[I]n 1946-this time with backing from Sears, Roebuck-Warner and Gardner formed their own consulting group, SRI, to help companies investigate employee and customer attitudes. They brought in Henry, who had joined the Chicago faculty in 1944, to run the psychological testing. Gardner, who had quickly tired of academic politics and meetings, resigned from the University to become SRI’s executive director.
Sidney Levy, PhB’46, AM’48, PhD’56, another insolvent grad student who arrived at SRI in 1948. By the early 1950s, the core staff was in place. Moore, Levy, and Lee Rainwater, who came in 1950, formed a close trio. Key members Ira Glick, AM’51, PhD’57; Richard Coleman, PhD’59; and others soon followed. The professional staff never grew very large, however, topping out at 17 in 1957.
The period, said Levy, was "the most exciting and intensely absorbing in my life. We lived SRI from breakfast until bedtime, brooding over methods and data gathering and seeking penetrating insights."
"Much of the excitement," notes Karesh, "followed from the feeling on the part of those involved that they were part of a pioneering team composed of brilliant minds exploring new intellectual terrain." Because Gardner had a tendency to accept assignments without knowing whether SRI could perform them, its members had to be especially creative. "New concepts and methods were generated internally," says Karesh, "or borrowed from the University and then combined and applied in novel ways."
It was the ideal arrangement, argues Karesh.

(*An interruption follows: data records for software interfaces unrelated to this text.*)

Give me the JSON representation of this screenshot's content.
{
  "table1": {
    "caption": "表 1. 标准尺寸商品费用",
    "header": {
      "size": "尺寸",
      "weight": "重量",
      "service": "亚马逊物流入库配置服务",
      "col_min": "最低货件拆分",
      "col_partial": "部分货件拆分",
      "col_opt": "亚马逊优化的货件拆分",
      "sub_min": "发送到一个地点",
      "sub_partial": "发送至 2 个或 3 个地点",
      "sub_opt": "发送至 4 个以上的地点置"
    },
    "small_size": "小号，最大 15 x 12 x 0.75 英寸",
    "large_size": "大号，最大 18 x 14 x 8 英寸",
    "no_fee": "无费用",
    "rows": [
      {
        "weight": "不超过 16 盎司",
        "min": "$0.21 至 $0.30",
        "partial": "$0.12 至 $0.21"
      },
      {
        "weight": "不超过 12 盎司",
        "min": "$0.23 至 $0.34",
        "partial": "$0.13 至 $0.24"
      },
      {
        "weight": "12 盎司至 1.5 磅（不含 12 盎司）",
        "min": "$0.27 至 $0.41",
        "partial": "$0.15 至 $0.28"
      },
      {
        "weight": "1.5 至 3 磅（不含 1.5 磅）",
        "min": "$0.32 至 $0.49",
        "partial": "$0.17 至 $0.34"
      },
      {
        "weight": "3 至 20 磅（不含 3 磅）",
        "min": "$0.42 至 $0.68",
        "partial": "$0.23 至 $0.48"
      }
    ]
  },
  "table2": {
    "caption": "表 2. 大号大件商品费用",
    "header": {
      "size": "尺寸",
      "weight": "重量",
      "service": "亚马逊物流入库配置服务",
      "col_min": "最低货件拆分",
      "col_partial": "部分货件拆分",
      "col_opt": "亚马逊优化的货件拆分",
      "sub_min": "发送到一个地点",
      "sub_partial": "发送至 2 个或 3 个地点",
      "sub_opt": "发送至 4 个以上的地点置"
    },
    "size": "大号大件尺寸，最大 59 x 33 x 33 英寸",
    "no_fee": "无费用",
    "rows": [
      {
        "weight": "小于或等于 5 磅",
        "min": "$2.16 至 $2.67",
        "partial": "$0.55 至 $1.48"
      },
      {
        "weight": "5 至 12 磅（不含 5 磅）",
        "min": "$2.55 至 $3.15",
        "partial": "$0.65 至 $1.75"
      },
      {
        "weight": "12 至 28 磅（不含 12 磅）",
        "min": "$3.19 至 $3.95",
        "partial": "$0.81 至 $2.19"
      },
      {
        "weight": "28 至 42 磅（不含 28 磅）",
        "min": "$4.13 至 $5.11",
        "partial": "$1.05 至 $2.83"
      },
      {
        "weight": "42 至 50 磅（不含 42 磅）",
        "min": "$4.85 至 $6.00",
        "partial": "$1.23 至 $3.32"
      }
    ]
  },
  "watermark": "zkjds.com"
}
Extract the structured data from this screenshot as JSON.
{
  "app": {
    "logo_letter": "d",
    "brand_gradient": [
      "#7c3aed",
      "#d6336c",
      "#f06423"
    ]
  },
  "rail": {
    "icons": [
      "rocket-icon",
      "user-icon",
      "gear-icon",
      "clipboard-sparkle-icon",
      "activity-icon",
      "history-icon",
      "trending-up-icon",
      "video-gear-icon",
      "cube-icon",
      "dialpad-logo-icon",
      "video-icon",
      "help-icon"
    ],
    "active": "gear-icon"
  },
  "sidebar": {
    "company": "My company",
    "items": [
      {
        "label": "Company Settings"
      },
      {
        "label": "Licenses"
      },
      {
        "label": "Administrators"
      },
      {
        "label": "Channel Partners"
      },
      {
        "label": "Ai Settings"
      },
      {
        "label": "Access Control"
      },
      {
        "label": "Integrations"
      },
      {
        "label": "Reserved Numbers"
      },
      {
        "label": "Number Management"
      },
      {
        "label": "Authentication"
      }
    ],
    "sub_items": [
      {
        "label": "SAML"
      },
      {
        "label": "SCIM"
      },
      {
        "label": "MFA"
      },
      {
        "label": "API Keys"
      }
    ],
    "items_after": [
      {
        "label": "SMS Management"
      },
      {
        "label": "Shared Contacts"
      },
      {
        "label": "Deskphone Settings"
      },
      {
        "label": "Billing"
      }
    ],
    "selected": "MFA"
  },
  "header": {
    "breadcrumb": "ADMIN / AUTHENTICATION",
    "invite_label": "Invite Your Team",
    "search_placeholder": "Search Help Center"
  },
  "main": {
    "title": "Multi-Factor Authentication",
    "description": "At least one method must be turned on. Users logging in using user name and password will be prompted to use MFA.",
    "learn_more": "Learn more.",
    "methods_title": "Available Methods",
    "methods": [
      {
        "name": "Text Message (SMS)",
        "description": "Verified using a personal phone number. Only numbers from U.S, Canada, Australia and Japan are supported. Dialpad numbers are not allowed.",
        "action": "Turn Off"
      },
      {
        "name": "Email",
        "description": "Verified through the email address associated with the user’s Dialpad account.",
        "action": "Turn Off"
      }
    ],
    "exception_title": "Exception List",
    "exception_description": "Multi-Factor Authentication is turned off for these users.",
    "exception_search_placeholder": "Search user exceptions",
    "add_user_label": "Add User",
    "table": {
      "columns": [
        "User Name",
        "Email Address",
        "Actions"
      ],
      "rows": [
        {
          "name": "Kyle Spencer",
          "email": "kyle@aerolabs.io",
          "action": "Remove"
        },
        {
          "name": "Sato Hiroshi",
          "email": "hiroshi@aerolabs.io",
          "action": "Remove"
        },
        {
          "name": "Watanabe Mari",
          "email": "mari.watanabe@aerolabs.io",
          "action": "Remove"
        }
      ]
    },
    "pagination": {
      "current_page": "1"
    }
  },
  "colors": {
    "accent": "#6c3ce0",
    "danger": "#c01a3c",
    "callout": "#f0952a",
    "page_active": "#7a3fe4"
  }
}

Informally connected but formally separate from the University, SRI could "acquire the latest conceptual and methodological tools in the social sciences and apply them to commercial ends."
The company quickly made a name for itself in the emerging field of consumer motivation research, pulling together Gardner’s interest in commercial applications of social science, Henry’s expertise in psychoanalytic testing, and Warner’s faith in the crucial importance of social class.
The participants in the conversation may or may not approve any or all these ideas or my expression of them.
Thanks to www.jmadden.info for the photo!